The future of Tacoma might exist in a building dubbed “The Wedge.”
The building, 2304 Jefferson Ave. near the University of Washington Tacoma, houses the Readiness Acceleration and Innovation Network (RAIN.)
The biotech nonprofit hub, which celebrated its grand opening Wednesday, exists to provide start-up companies “with significant support for ideation, research and development, prototyping, business development, and launch,” according to RAIN’s online biography.
Companies using the building might do such work as wearable tech research, environmental and food monitoring research, pathogen research or build on work that could lead to medical diagnostics.
The plan is to draw from business partnerships, local biotech companies, investors, universities, Joint Base Lewis-McChord and the medical community.
RAIN was founded as a collaboration involving UWT, MultiCare Health System and Madigan Army Medical Center.
It’s the culmination of efforts by its CEO, David Hirschberg, and a small army of volunteers and impassioned staff members, who believe it’s Tacoma’s time to stand outside of Seattle’s shadow.
“Rather than being a bedroom community of Seattle, we can be an urban center,” Hirschberg said in a recent interview with The News Tribune.
“A scientist could work here instead of going to Seattle,” he said. “We would take over production, shift some part of the basic work and bring it here, such as growing a protein and purifying it. We can do that here.”
He works for UWT as affiliate professor and lecturer and principal investigator with the Center for Urban Waters. He also performs contract work for the U.S. Army.
“I grew up here,” said Hirschberg, who graduated from Charles Wright Academy. “I couldn’t wait to get out of here in 1980. The city has done a lot, and it’s going to be an amazing place whether I get involved or not.”
He sees RAIN as a starting point for blue-collar tech. Not only is there lab space available, but also commercial kitchen space and event space.
“Cooking is biotech, too,” Hirschberg noted. “Most of my best students worked in food service; if you can do that, biology is easy.”
There are opportunities for entrepreneurs, researchers, full-fledged companies, startups and students to access the space.
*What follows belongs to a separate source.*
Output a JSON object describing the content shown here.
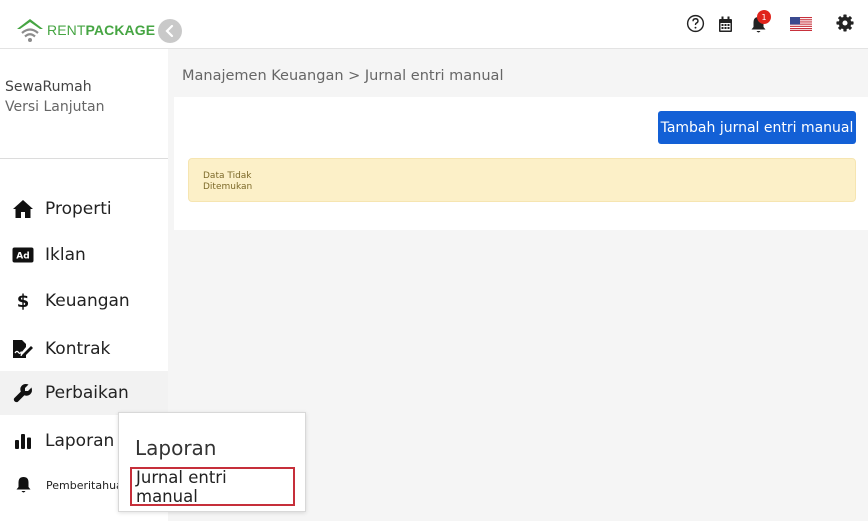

RAIN is working on attracting partner companies that would pay membership fees.
“I think companies will come and rent space,” he offered as one business model, but he’s also interested in people starting their own companies “and making it here.”
He sees the hub as a way to think differently about Tacoma’s future.
“It helps us define our destiny,” he said. “Everyone wants a bottling plant or Amazon fulfillment center, but I’m looking for factories that generate tech jobs that pay $50,000, $70,000 or $100,000 that attracts the young people and diversity.
“We can do very fundamental things here, we can build the tools you need to do cancer (research) ... that’s kind of how the biotech revolution started in Seattle.
“You follow your students, watch them start a company, then you have a place for your next tier of students.”
And if a smaller venture decides to make a go of it in Tacoma, after starting at the hub?
“One of those will hit big here,” Hirschberg predicted.
He encourages those in the hub to keep in mind his own simple business model, which he believes is a viable angle for new industry in Tacoma.
“Solve a problem, get it good enough to modify and scale it.”
“I can train anybody,” he said. “(The) ultimate goal is a strong workforce of trained people.”
And, make no mistake, he wants those trained people to stay here.
“My No. 1 export is students,” he said. “ ... the hard thing is to keep them here. We need companies to keep them here.”
He tells those concerned about our real estate and local economy, “If we create jobs and high-paying tech jobs, you guys will fill your apartments and your restaurants.”
“There’s so much opportunity (in Tacoma); I look at these empty buildings ... you just need talented people to drop into them.”
Richard Samuelson, co-president of Keiretsu Tacoma, an angel investors network, believes there’s no time like the present for RAIN to take off.
“One advantage Seattle has is buildings full of Grade A lab space,” he said. Without that in a city, “it’s one of the barriers attracting biotech companies. They absolutely need that.”
The University of Washington certainly played a role in that for Seattle. And, Samuelson sees parallels in Tacoma.
“The connection between UWT and the success of RAIN can’t be ignored,” he noted. “There’s no reason why an economy growing as dynamic as Western Washington can’t support two major universities as part of one system.”
As for the future of the hub and growing new jobs and industry in Tacoma, “In 10 years we may still look like a garage,” Hirschberg said, “but across the street from us I want shiny buildings I can send my students to.”
To learn more about RAIN, becoming a partner or checking out its calendar of events, visit rainincubator.org.